» Required work
Please write out every record exactly, but keep any images out of it.
(Dataset records Opens)
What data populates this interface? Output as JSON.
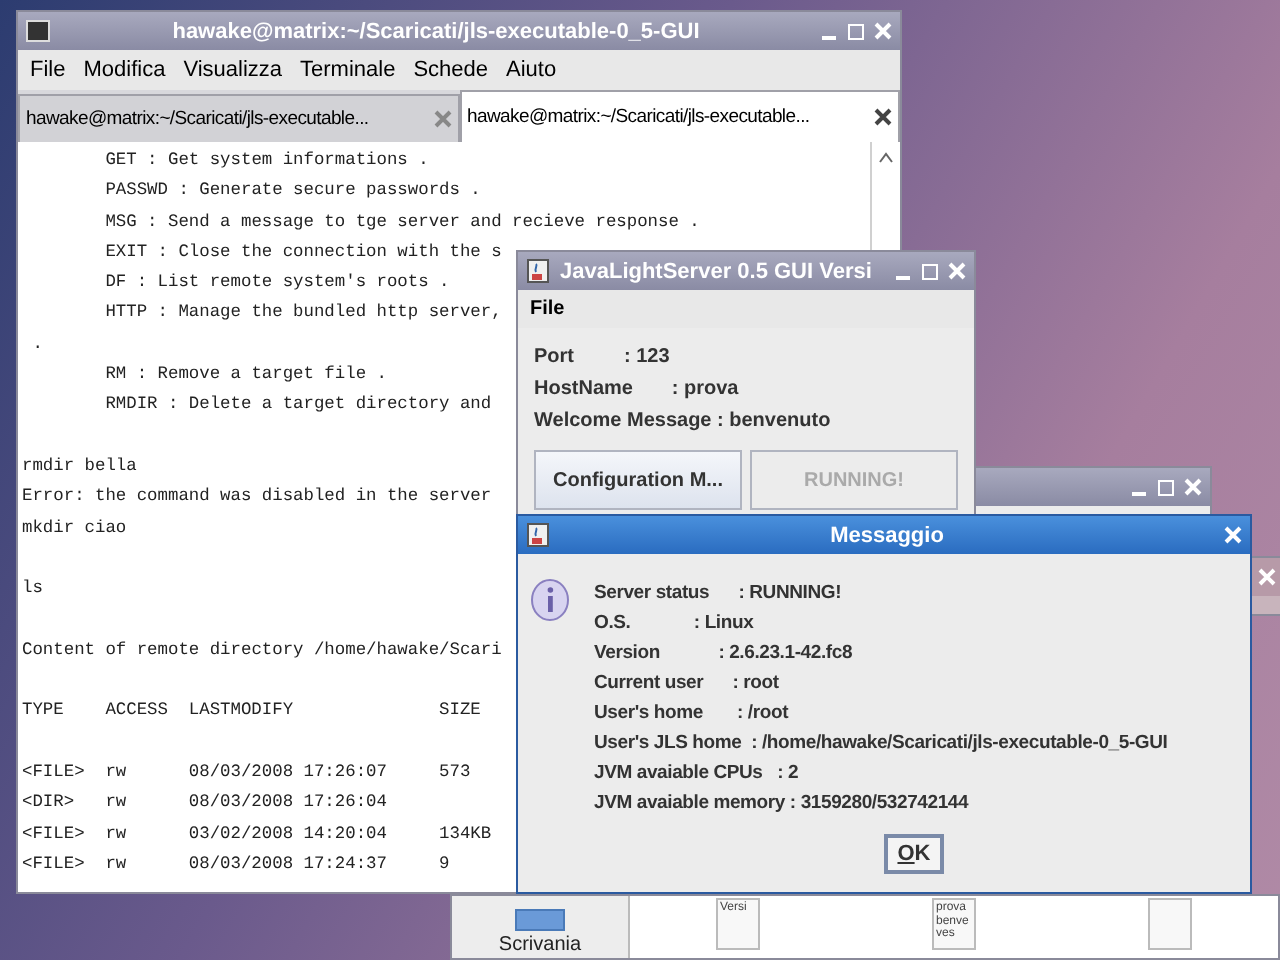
{
  "terminal": {
    "title": "hawake@matrix:~/Scaricati/jls-executable-0_5-GUI",
    "menu": [
      "File",
      "Modifica",
      "Visualizza",
      "Terminale",
      "Schede",
      "Aiuto"
    ],
    "tabs": [
      {
        "label": "hawake@matrix:~/Scaricati/jls-executable...",
        "selected": false
      },
      {
        "label": "hawake@matrix:~/Scaricati/jls-executable...",
        "selected": true
      }
    ],
    "blocks": [
      [
        {
          "kind": "command",
          "text": "GET : Get system informations ."
        },
        {
          "kind": "command",
          "text": "PASSWD : Generate secure passwords ."
        },
        {
          "kind": "command",
          "text": "MSG : Send a message to tge server and recieve response ."
        },
        {
          "kind": "command",
          "text": "EXIT : Close the connection with the s"
        },
        {
          "kind": "command",
          "text": "DF : List remote system's roots ."
        },
        {
          "kind": "command",
          "text": "HTTP : Manage the bundled http server,"
        },
        {
          "kind": "continuation",
          "text": "."
        },
        {
          "kind": "command",
          "text": "RM : Remove a target file ."
        },
        {
          "kind": "command",
          "text": "RMDIR : Delete a target directory and"
        }
      ],
      [
        {
          "kind": "plain",
          "text": "rmdir bella"
        },
        {
          "kind": "plain",
          "text": "Error: the command was disabled in the server"
        },
        {
          "kind": "plain",
          "text": "mkdir ciao"
        }
      ],
      [
        {
          "kind": "plain",
          "text": "ls"
        }
      ],
      [
        {
          "kind": "plain",
          "text": "Content of remote directory /home/hawake/Scari"
        }
      ]
    ],
    "listing": {
      "columns": [
        "TYPE",
        "ACCESS",
        "LASTMODIFY",
        "SIZE"
      ],
      "rows": [
        [
          "<FILE>",
          "rw",
          "08/03/2008 17:26:07",
          "573"
        ],
        [
          "<DIR>",
          "rw",
          "08/03/2008 17:26:04"
        ],
        [
          "<FILE>",
          "rw",
          "03/02/2008 14:20:04",
          "134KB"
        ],
        [
          "<FILE>",
          "rw",
          "08/03/2008 17:24:37",
          "9"
        ]
      ]
    }
  },
  "jls_window": {
    "title": "JavaLightServer 0.5 GUI Versi",
    "menu": [
      "File"
    ],
    "fields": [
      "Port         : 123",
      "HostName       : prova",
      "Welcome Message : benvenuto"
    ],
    "buttons": [
      {
        "label": "Configuration M...",
        "disabled": false
      },
      {
        "label": "RUNNING!",
        "disabled": true
      }
    ]
  },
  "file_manager": {
    "sidebar_item": "Scrivania",
    "thumbnails": [
      [
        "Versi"
      ],
      [
        "prova",
        "benve",
        "ves"
      ]
    ]
  },
  "dialog": {
    "title": "Messaggio",
    "lines": [
      "Server status      : RUNNING!",
      "O.S.             : Linux",
      "Version            : 2.6.23.1-42.fc8",
      "Current user      : root",
      "User's home       : /root",
      "User's JLS home  : /home/hawake/Scaricati/jls-executable-0_5-GUI",
      "JVM avaiable CPUs   : 2",
      "JVM avaiable memory : 3159280/532742144"
    ],
    "button": "OK"
  }
}
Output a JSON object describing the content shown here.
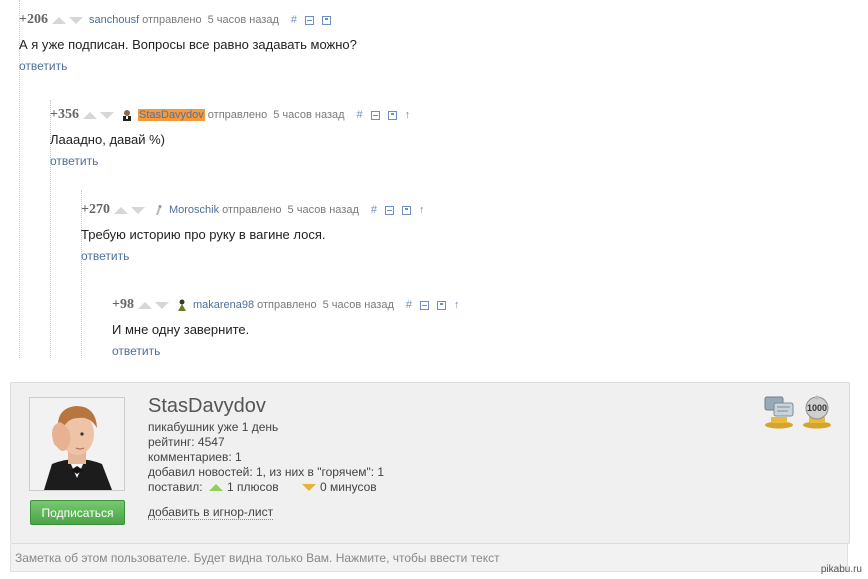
{
  "comments": [
    {
      "rating": "+206",
      "author": "sanchousf",
      "sent": "отправлено",
      "time": "5 часов назад",
      "hash": "#",
      "text": "А я уже подписан. Вопросы все равно задавать можно?",
      "reply": "ответить",
      "up_arrow": ""
    },
    {
      "rating": "+356",
      "author": "StasDavydov",
      "sent": "отправлено",
      "time": "5 часов назад",
      "hash": "#",
      "text": "Лааадно, давай %)",
      "reply": "ответить",
      "up_arrow": "↑"
    },
    {
      "rating": "+270",
      "author": "Moroschik",
      "sent": "отправлено",
      "time": "5 часов назад",
      "hash": "#",
      "text": "Требую историю про руку в вагине лося.",
      "reply": "ответить",
      "up_arrow": "↑"
    },
    {
      "rating": "+98",
      "author": "makarena98",
      "sent": "отправлено",
      "time": "5 часов назад",
      "hash": "#",
      "text": "И мне одну заверните.",
      "reply": "ответить",
      "up_arrow": "↑"
    }
  ],
  "profile": {
    "name": "StasDavydov",
    "since": "пикабушник уже 1 день",
    "rating": "рейтинг: 4547",
    "comments": "комментариев: 1",
    "news": "добавил новостей: 1, из них в \"горячем\": 1",
    "voted_prefix": "поставил:",
    "pluses": "1 плюсов",
    "minuses": "0 минусов",
    "subscribe_label": "Подписаться",
    "ignore_label": "добавить в игнор-лист",
    "badge_1000": "1000"
  },
  "note_placeholder": "Заметка об этом пользователе. Будет видна только Вам. Нажмите, чтобы ввести текст",
  "watermark": "pikabu.ru",
  "colors": {
    "link": "#4d6f99",
    "highlight": "#f39a3a",
    "subscribe": "#5cb85c",
    "plus": "#8fcf5a",
    "minus": "#e6b335"
  }
}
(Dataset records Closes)
» Result of the exercise
What data populates this interface? Output as JSON.
{
  "terminal": {
    "title": "hawake@matrix:~/Scaricati/jls-executable-0_5-GUI",
    "menu": [
      "File",
      "Modifica",
      "Visualizza",
      "Terminale",
      "Schede",
      "Aiuto"
    ],
    "tabs": [
      {
        "label": "hawake@matrix:~/Scaricati/jls-executable...",
        "selected": false
      },
      {
        "label": "hawake@matrix:~/Scaricati/jls-executable...",
        "selected": true
      }
    ],
    "blocks": [
      [
        {
          "kind": "command",
          "text": "GET : Get system informations ."
        },
        {
          "kind": "command",
          "text": "PASSWD : Generate secure passwords ."
        },
        {
          "kind": "command",
          "text": "MSG : Send a message to tge server and recieve response ."
        },
        {
          "kind": "command",
          "text": "EXIT : Close the connection with the s"
        },
        {
          "kind": "command",
          "text": "DF : List remote system's roots ."
        },
        {
          "kind": "command",
          "text": "HTTP : Manage the bundled http server,"
        },
        {
          "kind": "continuation",
          "text": "."
        },
        {
          "kind": "command",
          "text": "RM : Remove a target file ."
        },
        {
          "kind": "command",
          "text": "RMDIR : Delete a target directory and"
        }
      ],
      [
        {
          "kind": "plain",
          "text": "rmdir bella"
        },
        {
          "kind": "plain",
          "text": "Error: the command was disabled in the server"
        },
        {
          "kind": "plain",
          "text": "mkdir ciao"
        }
      ],
      [
        {
          "kind": "plain",
          "text": "ls"
        }
      ],
      [
        {
          "kind": "plain",
          "text": "Content of remote directory /home/hawake/Scari"
        }
      ]
    ],
    "listing": {
      "columns": [
        "TYPE",
        "ACCESS",
        "LASTMODIFY",
        "SIZE"
      ],
      "rows": [
        [
          "<FILE>",
          "rw",
          "08/03/2008 17:26:07",
          "573"
        ],
        [
          "<DIR>",
          "rw",
          "08/03/2008 17:26:04"
        ],
        [
          "<FILE>",
          "rw",
          "03/02/2008 14:20:04",
          "134KB"
        ],
        [
          "<FILE>",
          "rw",
          "08/03/2008 17:24:37",
          "9"
        ]
      ]
    }
  },
  "jls_window": {
    "title": "JavaLightServer 0.5 GUI Versi",
    "menu": [
      "File"
    ],
    "fields": [
      "Port         : 123",
      "HostName       : prova",
      "Welcome Message : benvenuto"
    ],
    "buttons": [
      {
        "label": "Configuration M...",
        "disabled": false
      },
      {
        "label": "RUNNING!",
        "disabled": true
      }
    ]
  },
  "file_manager": {
    "sidebar_item": "Scrivania",
    "thumbnails": [
      [
        "Versi"
      ],
      [
        "prova",
        "benve",
        "ves"
      ]
    ]
  },
  "dialog": {
    "title": "Messaggio",
    "lines": [
      "Server status      : RUNNING!",
      "O.S.             : Linux",
      "Version            : 2.6.23.1-42.fc8",
      "Current user      : root",
      "User's home       : /root",
      "User's JLS home  : /home/hawake/Scaricati/jls-executable-0_5-GUI",
      "JVM avaiable CPUs   : 2",
      "JVM avaiable memory : 3159280/532742144"
    ],
    "button": "OK"
  }
}
Output a JSON object describing the content shown here.
{
  "comments": [
    {
      "rating": "+206",
      "author": "sanchousf",
      "sent": "отправлено",
      "time": "5 часов назад",
      "hash": "#",
      "text": "А я уже подписан. Вопросы все равно задавать можно?",
      "reply": "ответить",
      "up_arrow": ""
    },
    {
      "rating": "+356",
      "author": "StasDavydov",
      "sent": "отправлено",
      "time": "5 часов назад",
      "hash": "#",
      "text": "Лааадно, давай %)",
      "reply": "ответить",
      "up_arrow": "↑"
    },
    {
      "rating": "+270",
      "author": "Moroschik",
      "sent": "отправлено",
      "time": "5 часов назад",
      "hash": "#",
      "text": "Требую историю про руку в вагине лося.",
      "reply": "ответить",
      "up_arrow": "↑"
    },
    {
      "rating": "+98",
      "author": "makarena98",
      "sent": "отправлено",
      "time": "5 часов назад",
      "hash": "#",
      "text": "И мне одну заверните.",
      "reply": "ответить",
      "up_arrow": "↑"
    }
  ],
  "profile": {
    "name": "StasDavydov",
    "since": "пикабушник уже 1 день",
    "rating": "рейтинг: 4547",
    "comments": "комментариев: 1",
    "news": "добавил новостей: 1, из них в \"горячем\": 1",
    "voted_prefix": "поставил:",
    "pluses": "1 плюсов",
    "minuses": "0 минусов",
    "subscribe_label": "Подписаться",
    "ignore_label": "добавить в игнор-лист",
    "badge_1000": "1000"
  },
  "note_placeholder": "Заметка об этом пользователе. Будет видна только Вам. Нажмите, чтобы ввести текст",
  "watermark": "pikabu.ru",
  "colors": {
    "link": "#4d6f99",
    "highlight": "#f39a3a",
    "subscribe": "#5cb85c",
    "plus": "#8fcf5a",
    "minus": "#e6b335"
  }
}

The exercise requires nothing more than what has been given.